**Aim of the task:**
Of all the lines in the entries, how many carry the word "these"? The reply is that number and no more.

*** Record set Section Begins ***

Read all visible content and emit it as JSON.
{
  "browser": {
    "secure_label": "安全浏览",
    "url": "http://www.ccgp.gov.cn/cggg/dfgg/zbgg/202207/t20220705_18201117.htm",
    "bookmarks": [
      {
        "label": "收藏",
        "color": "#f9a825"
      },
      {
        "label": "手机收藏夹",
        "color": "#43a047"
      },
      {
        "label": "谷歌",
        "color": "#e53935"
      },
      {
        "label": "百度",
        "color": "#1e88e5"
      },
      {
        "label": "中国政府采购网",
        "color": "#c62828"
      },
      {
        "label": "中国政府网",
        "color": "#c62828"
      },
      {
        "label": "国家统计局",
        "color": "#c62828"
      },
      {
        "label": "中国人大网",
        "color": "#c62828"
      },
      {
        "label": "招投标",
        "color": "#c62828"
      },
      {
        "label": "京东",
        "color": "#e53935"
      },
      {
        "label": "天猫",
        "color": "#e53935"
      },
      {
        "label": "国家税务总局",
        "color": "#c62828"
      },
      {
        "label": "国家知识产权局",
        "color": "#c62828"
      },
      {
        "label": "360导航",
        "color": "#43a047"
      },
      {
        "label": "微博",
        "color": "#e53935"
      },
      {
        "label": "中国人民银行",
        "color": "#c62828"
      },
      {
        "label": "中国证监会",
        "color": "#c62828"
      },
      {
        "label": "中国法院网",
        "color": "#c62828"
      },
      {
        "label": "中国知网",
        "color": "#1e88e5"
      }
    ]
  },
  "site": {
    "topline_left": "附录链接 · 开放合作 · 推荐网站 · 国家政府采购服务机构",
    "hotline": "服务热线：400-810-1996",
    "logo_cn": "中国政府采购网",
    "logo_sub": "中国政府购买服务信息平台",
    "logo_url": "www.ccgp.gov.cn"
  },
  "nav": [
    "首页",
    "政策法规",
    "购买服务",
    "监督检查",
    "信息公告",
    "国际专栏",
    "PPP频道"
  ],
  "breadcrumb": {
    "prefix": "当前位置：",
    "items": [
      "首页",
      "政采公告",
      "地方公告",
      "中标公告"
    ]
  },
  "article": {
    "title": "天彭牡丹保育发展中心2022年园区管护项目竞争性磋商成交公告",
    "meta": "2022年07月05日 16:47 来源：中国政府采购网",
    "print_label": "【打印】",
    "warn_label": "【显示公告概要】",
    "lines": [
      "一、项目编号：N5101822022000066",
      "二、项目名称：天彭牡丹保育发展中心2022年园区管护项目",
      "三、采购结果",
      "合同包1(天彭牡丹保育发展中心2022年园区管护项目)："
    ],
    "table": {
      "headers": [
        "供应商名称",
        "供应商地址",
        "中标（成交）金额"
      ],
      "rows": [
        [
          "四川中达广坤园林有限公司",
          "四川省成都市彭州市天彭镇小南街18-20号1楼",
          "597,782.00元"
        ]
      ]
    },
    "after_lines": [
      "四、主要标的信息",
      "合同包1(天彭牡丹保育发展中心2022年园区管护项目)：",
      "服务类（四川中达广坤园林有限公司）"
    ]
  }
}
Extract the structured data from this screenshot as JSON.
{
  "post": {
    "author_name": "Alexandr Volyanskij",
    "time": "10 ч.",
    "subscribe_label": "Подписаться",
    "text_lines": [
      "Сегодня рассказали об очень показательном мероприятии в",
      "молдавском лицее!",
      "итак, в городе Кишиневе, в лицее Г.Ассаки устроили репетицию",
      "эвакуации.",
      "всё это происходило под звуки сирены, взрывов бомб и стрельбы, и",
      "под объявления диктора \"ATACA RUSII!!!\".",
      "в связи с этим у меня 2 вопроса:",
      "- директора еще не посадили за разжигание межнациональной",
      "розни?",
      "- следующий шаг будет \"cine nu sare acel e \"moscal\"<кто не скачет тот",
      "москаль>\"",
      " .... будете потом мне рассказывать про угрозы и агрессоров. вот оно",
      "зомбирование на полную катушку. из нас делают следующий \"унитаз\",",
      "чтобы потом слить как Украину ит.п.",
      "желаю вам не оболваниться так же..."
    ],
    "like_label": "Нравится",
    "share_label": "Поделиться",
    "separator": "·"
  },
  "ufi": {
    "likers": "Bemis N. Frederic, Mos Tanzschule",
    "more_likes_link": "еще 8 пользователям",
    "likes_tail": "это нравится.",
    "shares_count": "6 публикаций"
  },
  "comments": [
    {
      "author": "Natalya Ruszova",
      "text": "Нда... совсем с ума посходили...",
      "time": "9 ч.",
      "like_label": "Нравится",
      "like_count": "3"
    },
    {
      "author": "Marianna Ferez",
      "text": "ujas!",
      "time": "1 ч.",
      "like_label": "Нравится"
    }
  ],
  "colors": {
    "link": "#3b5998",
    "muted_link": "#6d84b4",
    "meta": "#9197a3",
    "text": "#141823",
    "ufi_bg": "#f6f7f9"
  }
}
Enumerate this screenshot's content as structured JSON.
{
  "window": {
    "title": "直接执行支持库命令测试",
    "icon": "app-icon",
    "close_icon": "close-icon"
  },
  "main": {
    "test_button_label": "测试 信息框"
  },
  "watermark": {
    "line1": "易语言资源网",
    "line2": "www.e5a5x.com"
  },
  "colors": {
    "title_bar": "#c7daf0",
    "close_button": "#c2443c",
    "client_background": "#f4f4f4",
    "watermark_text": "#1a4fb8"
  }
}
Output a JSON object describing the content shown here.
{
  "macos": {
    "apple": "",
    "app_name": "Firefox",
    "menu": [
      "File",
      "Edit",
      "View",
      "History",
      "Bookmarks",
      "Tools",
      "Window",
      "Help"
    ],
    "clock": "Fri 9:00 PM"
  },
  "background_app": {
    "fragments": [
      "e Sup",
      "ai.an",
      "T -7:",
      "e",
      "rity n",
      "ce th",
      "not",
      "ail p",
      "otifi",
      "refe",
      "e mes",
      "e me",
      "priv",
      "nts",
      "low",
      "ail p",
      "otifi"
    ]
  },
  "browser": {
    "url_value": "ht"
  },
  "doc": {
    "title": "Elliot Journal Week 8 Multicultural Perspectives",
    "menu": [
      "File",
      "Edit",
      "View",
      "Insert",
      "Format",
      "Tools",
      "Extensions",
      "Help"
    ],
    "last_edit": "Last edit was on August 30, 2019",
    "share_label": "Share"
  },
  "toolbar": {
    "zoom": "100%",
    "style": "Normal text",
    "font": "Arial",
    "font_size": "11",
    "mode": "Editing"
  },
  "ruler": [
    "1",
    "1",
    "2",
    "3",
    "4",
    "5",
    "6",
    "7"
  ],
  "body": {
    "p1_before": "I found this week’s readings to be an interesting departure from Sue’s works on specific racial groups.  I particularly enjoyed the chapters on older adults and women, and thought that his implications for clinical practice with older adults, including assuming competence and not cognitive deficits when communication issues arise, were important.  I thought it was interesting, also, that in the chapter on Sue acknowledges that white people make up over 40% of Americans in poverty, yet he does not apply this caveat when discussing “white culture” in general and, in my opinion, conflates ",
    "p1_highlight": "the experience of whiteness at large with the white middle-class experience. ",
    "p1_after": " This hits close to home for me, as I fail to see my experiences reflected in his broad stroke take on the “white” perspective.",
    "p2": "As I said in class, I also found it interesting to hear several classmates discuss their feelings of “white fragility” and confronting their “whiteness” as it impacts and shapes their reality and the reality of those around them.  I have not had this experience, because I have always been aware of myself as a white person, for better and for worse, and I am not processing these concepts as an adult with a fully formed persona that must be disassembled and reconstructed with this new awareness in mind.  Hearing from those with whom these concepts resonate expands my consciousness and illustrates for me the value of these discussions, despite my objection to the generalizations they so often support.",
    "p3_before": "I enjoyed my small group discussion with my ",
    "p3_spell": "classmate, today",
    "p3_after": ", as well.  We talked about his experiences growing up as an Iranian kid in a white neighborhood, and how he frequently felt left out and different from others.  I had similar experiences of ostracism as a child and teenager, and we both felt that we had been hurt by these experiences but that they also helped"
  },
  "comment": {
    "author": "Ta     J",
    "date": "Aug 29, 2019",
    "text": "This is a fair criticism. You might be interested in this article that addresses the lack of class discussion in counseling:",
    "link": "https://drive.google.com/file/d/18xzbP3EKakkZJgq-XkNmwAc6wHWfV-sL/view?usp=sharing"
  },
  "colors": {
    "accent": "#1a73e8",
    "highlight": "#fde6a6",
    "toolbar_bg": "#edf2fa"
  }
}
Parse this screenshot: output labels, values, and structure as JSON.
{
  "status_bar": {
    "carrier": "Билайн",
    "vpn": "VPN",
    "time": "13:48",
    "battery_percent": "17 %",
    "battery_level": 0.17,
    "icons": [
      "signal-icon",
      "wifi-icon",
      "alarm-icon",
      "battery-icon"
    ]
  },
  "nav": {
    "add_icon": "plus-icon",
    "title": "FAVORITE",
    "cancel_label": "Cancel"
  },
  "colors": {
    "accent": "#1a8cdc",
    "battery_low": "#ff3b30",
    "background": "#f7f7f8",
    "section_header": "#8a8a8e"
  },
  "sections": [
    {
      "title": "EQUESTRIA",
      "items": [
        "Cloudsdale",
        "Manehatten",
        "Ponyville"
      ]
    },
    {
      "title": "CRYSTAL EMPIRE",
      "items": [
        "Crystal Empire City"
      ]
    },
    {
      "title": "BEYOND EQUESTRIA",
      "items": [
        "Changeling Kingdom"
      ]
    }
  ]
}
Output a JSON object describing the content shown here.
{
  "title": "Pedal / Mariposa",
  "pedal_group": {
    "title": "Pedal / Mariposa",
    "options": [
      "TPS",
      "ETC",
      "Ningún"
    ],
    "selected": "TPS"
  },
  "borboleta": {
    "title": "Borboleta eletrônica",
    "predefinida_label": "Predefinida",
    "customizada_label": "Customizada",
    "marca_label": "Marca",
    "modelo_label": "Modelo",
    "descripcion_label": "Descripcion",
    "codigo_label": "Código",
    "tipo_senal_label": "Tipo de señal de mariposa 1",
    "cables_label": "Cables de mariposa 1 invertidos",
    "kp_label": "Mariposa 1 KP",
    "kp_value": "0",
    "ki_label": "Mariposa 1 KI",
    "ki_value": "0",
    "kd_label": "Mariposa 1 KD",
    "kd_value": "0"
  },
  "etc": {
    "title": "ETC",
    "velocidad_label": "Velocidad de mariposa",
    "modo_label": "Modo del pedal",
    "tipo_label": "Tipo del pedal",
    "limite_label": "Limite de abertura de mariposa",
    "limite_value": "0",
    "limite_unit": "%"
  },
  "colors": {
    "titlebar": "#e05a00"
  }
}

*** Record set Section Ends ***

**Solution:**
2